Nato said it was prepared to send troops to Turkey to defend its ally after violations of Turkish airspace by Russian jets bombing Syria.
Britain scolded Moscow for escalating the civil war in the Middle East country that has already killed 250,000 people.
Officials at the US-led alliance are still smarting from Russia’s weekend incursions into Turkey’s airspace near northern Syria and NATO defence ministers are meeting in Brussels with the agenda likely to be dominated by the Syria crisis.
“Nato is ready and able to defend all allies, including Turkey against any threats,” Nato’s secretary-general Jens Stoltenberg told reporters as he arrived for the meeting.
“Nato has already responded by increasing our capacity, our ability, our preparedness to deploy forces including in Turkey,” he said, noting that Russia’s air and cruise missile strikes were “reasons for concern”.
As Russian and US planes fly combat missions over the same country for the first time since World War 2, NATO is eager to avoid any international escalation of the Syrian conflict that has unexpectedly turned the alliance’s attention away from Ukraine following Russia’s annexation of Crimea last year.
The incursions of two Russian fighters in Turkish airspace on Saturday and Sunday has brought the Syria conflict right up to Nato’s borders, testing the alliance’s ability to deter a newly assertive Russia without seeking direct confrontation.
While the United States has ruled out military cooperation with Russia in Syria, Nato defence ministers will discuss how to encourage Russia to help resolve the crisis, betting that Moscow also wants to avoid being bogged down in a long conflict.
For 40 years, Nato’s central task was deterring Russia in the east during the Cold War, but now, after a decade-long involvement in Afghanistan, the alliance is facing a reality-check close to home, with multiple threats near its borders.

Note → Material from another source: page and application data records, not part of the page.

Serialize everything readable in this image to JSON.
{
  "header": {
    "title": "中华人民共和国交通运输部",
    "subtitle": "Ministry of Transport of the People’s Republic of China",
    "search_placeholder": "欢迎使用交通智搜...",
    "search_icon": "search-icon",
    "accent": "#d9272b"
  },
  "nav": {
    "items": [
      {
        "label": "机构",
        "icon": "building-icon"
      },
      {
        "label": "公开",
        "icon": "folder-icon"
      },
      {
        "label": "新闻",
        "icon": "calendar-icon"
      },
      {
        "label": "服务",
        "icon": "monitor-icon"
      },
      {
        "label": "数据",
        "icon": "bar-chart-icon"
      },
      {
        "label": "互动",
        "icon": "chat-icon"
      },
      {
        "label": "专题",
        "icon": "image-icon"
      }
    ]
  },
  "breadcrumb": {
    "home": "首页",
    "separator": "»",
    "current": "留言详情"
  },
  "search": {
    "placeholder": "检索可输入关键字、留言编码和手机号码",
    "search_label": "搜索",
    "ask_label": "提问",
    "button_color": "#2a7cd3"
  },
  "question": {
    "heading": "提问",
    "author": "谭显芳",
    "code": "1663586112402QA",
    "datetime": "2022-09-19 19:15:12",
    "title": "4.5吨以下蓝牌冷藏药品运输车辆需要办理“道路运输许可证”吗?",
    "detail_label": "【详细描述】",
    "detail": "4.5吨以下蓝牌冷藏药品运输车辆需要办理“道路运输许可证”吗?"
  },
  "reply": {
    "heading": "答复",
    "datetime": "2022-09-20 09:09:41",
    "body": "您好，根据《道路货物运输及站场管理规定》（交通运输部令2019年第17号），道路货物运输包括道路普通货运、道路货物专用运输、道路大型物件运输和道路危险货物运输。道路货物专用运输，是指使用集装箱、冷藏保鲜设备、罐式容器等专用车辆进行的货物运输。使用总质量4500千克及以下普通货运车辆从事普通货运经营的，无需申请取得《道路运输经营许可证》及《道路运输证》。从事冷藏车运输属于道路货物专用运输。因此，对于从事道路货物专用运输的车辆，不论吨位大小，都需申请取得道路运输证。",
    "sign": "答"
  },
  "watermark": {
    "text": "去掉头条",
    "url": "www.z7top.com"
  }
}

Divisions between eastern Nato members, who want to keep the focus on the Ukraine crisis, and others who fret about IS militants, risk hampering a unified response from the 28-nation North Atlantic alliance.